5. Memory error

B16527F Crash detected

Component disconnected

Fig. 2 Error code of high-voltage disconnection as a result of a collision read in the 48V system battery controller [BOSCH KTS diagnostic tool]
The disconnection of the system is carried out by the disconnecting relay, which is located inside the auxiliary battery, and its status can be verified by analysing the actual parameters of the controller. Reactivation of the relay is impossible while the error code B16527F is stored in the controller’s memory. Usually, it is impossible to remove the defect in question; when it is registered, in accordance with the manufacturer’s recommendation, you should replace the 48V system battery controller. On this particular vehicle, the battery controller is located inside the auxiliary battery and is replaceable with the entire battery.

48V Battery, Disconnect Relay: switch status

Status: component open

Fig. 3 Status of the 48V system disconnecting relay read out in the battery controller [BOSCH KTS diagnostic tool]
Another service problem may be excessive discharge of the 48V battery. Insufficient battery charge can be caused by, among other things: operational aspects, e.g. frequent starting/stopping of the combustion engine, frequent manoeuvering and use over short distances and in low temperatures. In these situations, the driver is informed of the problem by the appropriate battery indicator lights (yellow or red) and an error message.
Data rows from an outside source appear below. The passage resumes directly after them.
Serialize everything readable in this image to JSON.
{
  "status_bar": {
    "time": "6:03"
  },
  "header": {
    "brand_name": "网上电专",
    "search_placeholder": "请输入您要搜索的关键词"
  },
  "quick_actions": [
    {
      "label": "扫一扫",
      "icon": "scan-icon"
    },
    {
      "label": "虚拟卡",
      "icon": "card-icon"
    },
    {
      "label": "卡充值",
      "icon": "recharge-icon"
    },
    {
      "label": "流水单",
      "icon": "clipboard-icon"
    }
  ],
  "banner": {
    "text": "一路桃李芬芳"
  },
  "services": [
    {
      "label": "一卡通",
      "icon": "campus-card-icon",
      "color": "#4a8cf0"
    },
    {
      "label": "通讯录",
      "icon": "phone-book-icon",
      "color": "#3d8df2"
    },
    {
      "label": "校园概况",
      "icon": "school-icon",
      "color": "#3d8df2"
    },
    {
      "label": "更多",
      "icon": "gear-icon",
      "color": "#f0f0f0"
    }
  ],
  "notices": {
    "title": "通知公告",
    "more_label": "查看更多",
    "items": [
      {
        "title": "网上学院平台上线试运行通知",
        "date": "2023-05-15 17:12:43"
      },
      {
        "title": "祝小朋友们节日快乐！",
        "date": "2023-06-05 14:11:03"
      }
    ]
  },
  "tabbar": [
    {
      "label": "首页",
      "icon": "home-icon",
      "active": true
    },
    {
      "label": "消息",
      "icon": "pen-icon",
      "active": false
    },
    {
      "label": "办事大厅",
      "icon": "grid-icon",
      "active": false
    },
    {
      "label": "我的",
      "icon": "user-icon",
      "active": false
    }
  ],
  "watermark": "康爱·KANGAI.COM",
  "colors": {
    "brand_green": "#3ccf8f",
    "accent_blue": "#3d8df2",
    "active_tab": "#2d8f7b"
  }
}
When the charge level of the auxiliary battery drops below 30%, a message will appear in the instrument cluster. In this case, stop the vehicle in a safe place and let it idle until the light and message go off. Another cause of abnormal auxiliary battery charge may be a problem with the electric motor or its accessories. When supporting an internal combustion engine, electric motors generate power at the level of 10 kW and more, which puts a lot of strain on the accessory belt and rollers, tensioners, and thus their accelerated wear. Accessory belts used in vehicles with a 48V system are additionally reinforced with aramid fibres, due to the loads they carry, and must be installed with appropriate procedures, i.e. they cannot be bent or twisted during assembly. At the moment, electric motors, in accordance with the manufacturer’s recommendations, are not subject to repair, but to replacement.  Note that faults in the 48V system directly affect the 12V system, and can result, for example, in a lack of charging of the main electrical system. From previous experience, this type of fault is most often caused by the failure of the DC/DC converter, which is responsible for charging the 12V battery from the 48V system. Similarly to electric motors, DC/DC converters, according to the manufacturer’s technology, are not repairable, they are subject to replacement.
Vehicles with modern power systems are becoming increasingly popular on the market. Every repair workshop that wants to be competitive and sees the need for development absolutely must be prepared to service vehicles of this type, from 48V systems to high-voltage systems. To meet these challenges, this topic will be developed in subsequent series of articles, where real problems and service cases as well as diagnostic and repair procedures for this type of vehicles will be presented and described.